Four of the six fountain sculptures in the Boston Public Garden were created by women.
I learned this from the Friends of the Public Garden post during Women’s History Month, when I researched women sculptors on Commonwealth Avenue Mall. The sculptures in these four fountains are smaller scale than the two by men. All four are bronze on granite bases in the center of bricked basins. The women artists depicted children or animals rather than grand heroic or symbolic beings. Theirs aren’t the only sculptures by women in the Public Garden. The other two, Make Way for Ducklings by Nancy Schön and Tadeusz Kosciuszko by Theo Alice Ruggles Kitson, await attention in future posts.
For now, I can show what I saw when I visited those four fountains in early April and tell a few fascinating facts about each one. The fountains were not functioning yet, but that allowed me to get up close and focus on the sculpture rather than enhancements or effects of water. Of course, I’d like to follow up when everything is in full swing for spring.
Click on blue text for links to information about sculptures and artists. Click on photos for full frames and captions.
In the early part of the twentieth century, women sculptors were more likely to find work on garden sculpture than on monumental public art. Born in Massachusetts, Mary Ethelwyn Moore studied at the School of the Museum of Fine Arts Boston and later taught there. She created other fountain sculpture, busts, and bas-relief.
2. Boy and Bird(1934) by Bashka Paeff (1893-1979) “The original sculpture was subsequently stolen, and a recast made in 1977. The second cast was of poor quality and deteriorated rapidly. The bird has been stolen. As a result, a third cast was made in 1992 by Paul King Foundry, the bird modeled using photographs.” quote from Smithsonian Institute Research Information System.
Bashka Paeff, born in Russia, came to the US as an infant. At age 14 she studied at Massachusetts Normal Art School (now called Massachusetts College of Art and Design) and later on at the School of the Museum of Fine Arts Boston. Besides monuments, statues, and sculpture, she created bas-reliefs, including one of the Lexington Minute Men.
Born Anna Coleman Watts in Philadephia, she studied in Europe as well as at the School of the Museum of Fine Arts, Boston. Using her skills as a portrait sculptor, Ladd founded the American Red Cross “Studio for Portrait-Masks” in Paris in 1917 to provide cosmetic masks to be worn by soldiers who had been badly disfigured in World War I. For a rich story of how and why she did this, go to the Smithsonian article “Faces of War” by Caroline Alexander.
Born in New York City, Lilian Swann studied at the Art Students League there and later at Cranbrook Academy in Michigan. She illustrated for magazines and children’s books, specializing in animal characters. Besides sculpting animal portraits and human busts, she taught at the School of the Museum of Fine Arts Boston and Pratt Institute in New York.
The five-decade gap between the first three fountain sculptures and the last suggest that another sculpture by a different artist had once been located where Bagheera was finally installed.

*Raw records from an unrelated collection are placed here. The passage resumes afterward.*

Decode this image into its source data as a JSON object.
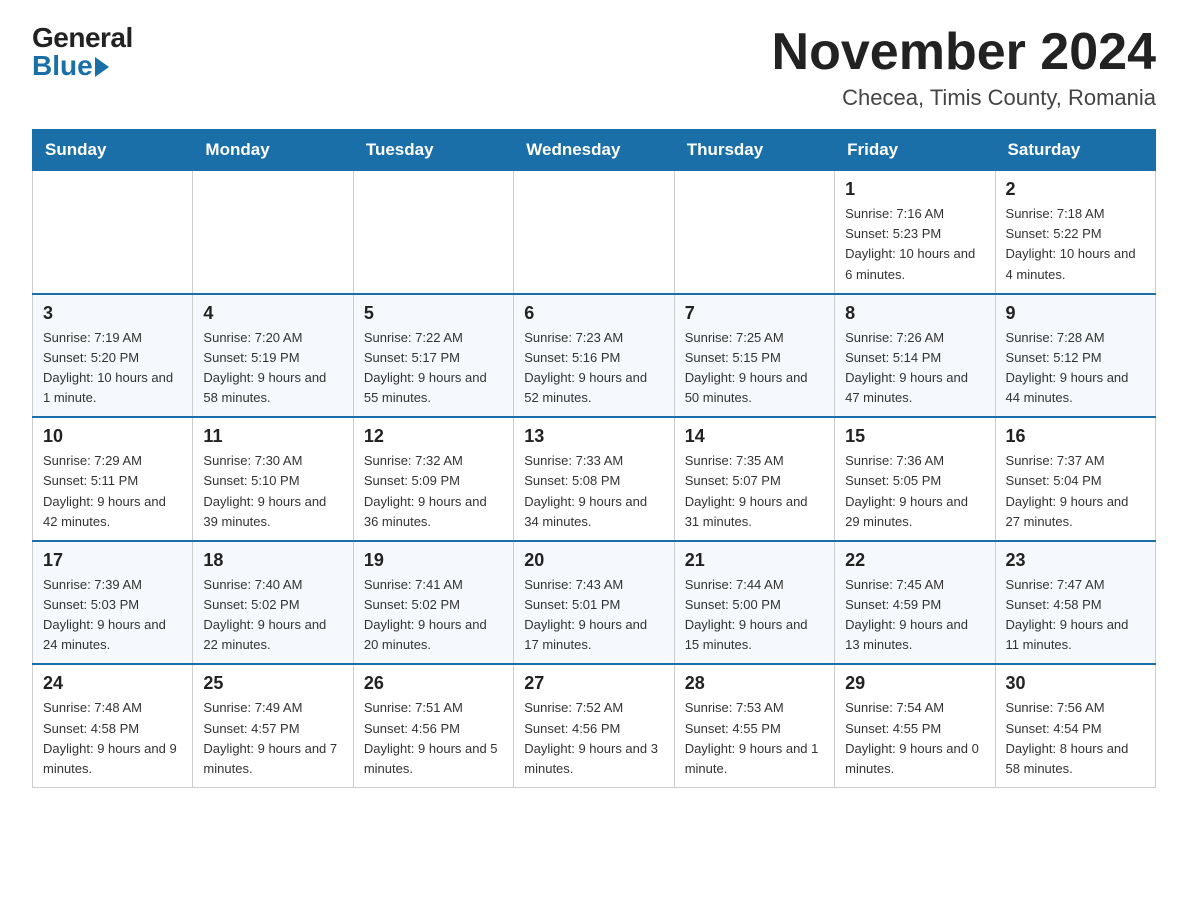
{
  "logo": {
    "general": "General",
    "blue": "Blue"
  },
  "title": "November 2024",
  "subtitle": "Checea, Timis County, Romania",
  "days_of_week": [
    "Sunday",
    "Monday",
    "Tuesday",
    "Wednesday",
    "Thursday",
    "Friday",
    "Saturday"
  ],
  "weeks": [
    [
      {
        "day": "",
        "info": ""
      },
      {
        "day": "",
        "info": ""
      },
      {
        "day": "",
        "info": ""
      },
      {
        "day": "",
        "info": ""
      },
      {
        "day": "",
        "info": ""
      },
      {
        "day": "1",
        "info": "Sunrise: 7:16 AM\nSunset: 5:23 PM\nDaylight: 10 hours and 6 minutes."
      },
      {
        "day": "2",
        "info": "Sunrise: 7:18 AM\nSunset: 5:22 PM\nDaylight: 10 hours and 4 minutes."
      }
    ],
    [
      {
        "day": "3",
        "info": "Sunrise: 7:19 AM\nSunset: 5:20 PM\nDaylight: 10 hours and 1 minute."
      },
      {
        "day": "4",
        "info": "Sunrise: 7:20 AM\nSunset: 5:19 PM\nDaylight: 9 hours and 58 minutes."
      },
      {
        "day": "5",
        "info": "Sunrise: 7:22 AM\nSunset: 5:17 PM\nDaylight: 9 hours and 55 minutes."
      },
      {
        "day": "6",
        "info": "Sunrise: 7:23 AM\nSunset: 5:16 PM\nDaylight: 9 hours and 52 minutes."
      },
      {
        "day": "7",
        "info": "Sunrise: 7:25 AM\nSunset: 5:15 PM\nDaylight: 9 hours and 50 minutes."
      },
      {
        "day": "8",
        "info": "Sunrise: 7:26 AM\nSunset: 5:14 PM\nDaylight: 9 hours and 47 minutes."
      },
      {
        "day": "9",
        "info": "Sunrise: 7:28 AM\nSunset: 5:12 PM\nDaylight: 9 hours and 44 minutes."
      }
    ],
    [
      {
        "day": "10",
        "info": "Sunrise: 7:29 AM\nSunset: 5:11 PM\nDaylight: 9 hours and 42 minutes."
      },
      {
        "day": "11",
        "info": "Sunrise: 7:30 AM\nSunset: 5:10 PM\nDaylight: 9 hours and 39 minutes."
      },
      {
        "day": "12",
        "info": "Sunrise: 7:32 AM\nSunset: 5:09 PM\nDaylight: 9 hours and 36 minutes."
      },
      {
        "day": "13",
        "info": "Sunrise: 7:33 AM\nSunset: 5:08 PM\nDaylight: 9 hours and 34 minutes."
      },
      {
        "day": "14",
        "info": "Sunrise: 7:35 AM\nSunset: 5:07 PM\nDaylight: 9 hours and 31 minutes."
      },
      {
        "day": "15",
        "info": "Sunrise: 7:36 AM\nSunset: 5:05 PM\nDaylight: 9 hours and 29 minutes."
      },
      {
        "day": "16",
        "info": "Sunrise: 7:37 AM\nSunset: 5:04 PM\nDaylight: 9 hours and 27 minutes."
      }
    ],
    [
      {
        "day": "17",
        "info": "Sunrise: 7:39 AM\nSunset: 5:03 PM\nDaylight: 9 hours and 24 minutes."
      },
      {
        "day": "18",
        "info": "Sunrise: 7:40 AM\nSunset: 5:02 PM\nDaylight: 9 hours and 22 minutes."
      },
      {
        "day": "19",
        "info": "Sunrise: 7:41 AM\nSunset: 5:02 PM\nDaylight: 9 hours and 20 minutes."
      },
      {
        "day": "20",
        "info": "Sunrise: 7:43 AM\nSunset: 5:01 PM\nDaylight: 9 hours and 17 minutes."
      },
      {
        "day": "21",
        "info": "Sunrise: 7:44 AM\nSunset: 5:00 PM\nDaylight: 9 hours and 15 minutes."
      },
      {
        "day": "22",
        "info": "Sunrise: 7:45 AM\nSunset: 4:59 PM\nDaylight: 9 hours and 13 minutes."
      },
      {
        "day": "23",
        "info": "Sunrise: 7:47 AM\nSunset: 4:58 PM\nDaylight: 9 hours and 11 minutes."
      }
    ],
    [
      {
        "day": "24",
        "info": "Sunrise: 7:48 AM\nSunset: 4:58 PM\nDaylight: 9 hours and 9 minutes."
      },
      {
        "day": "25",
        "info": "Sunrise: 7:49 AM\nSunset: 4:57 PM\nDaylight: 9 hours and 7 minutes."
      },
      {
        "day": "26",
        "info": "Sunrise: 7:51 AM\nSunset: 4:56 PM\nDaylight: 9 hours and 5 minutes."
      },
      {
        "day": "27",
        "info": "Sunrise: 7:52 AM\nSunset: 4:56 PM\nDaylight: 9 hours and 3 minutes."
      },
      {
        "day": "28",
        "info": "Sunrise: 7:53 AM\nSunset: 4:55 PM\nDaylight: 9 hours and 1 minute."
      },
      {
        "day": "29",
        "info": "Sunrise: 7:54 AM\nSunset: 4:55 PM\nDaylight: 9 hours and 0 minutes."
      },
      {
        "day": "30",
        "info": "Sunrise: 7:56 AM\nSunset: 4:54 PM\nDaylight: 8 hours and 58 minutes."
      }
    ]
  ]
}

I haven’t tracked down data yet, but the history of the Public Garden refers to thirty years when fountains, footbridge and other features of the garden were not functioning. Bagheera entered after Friends of the Public Garden had formed and taken on major restoration efforts.
I hope to learn and report more about art in the Public Garden after I attend one of the docent-led tours that meet at the Ducklings statue in May: Public Garden Guided Walking Tours: Untold Stories of the Public Garden. Maybe you’ll come too!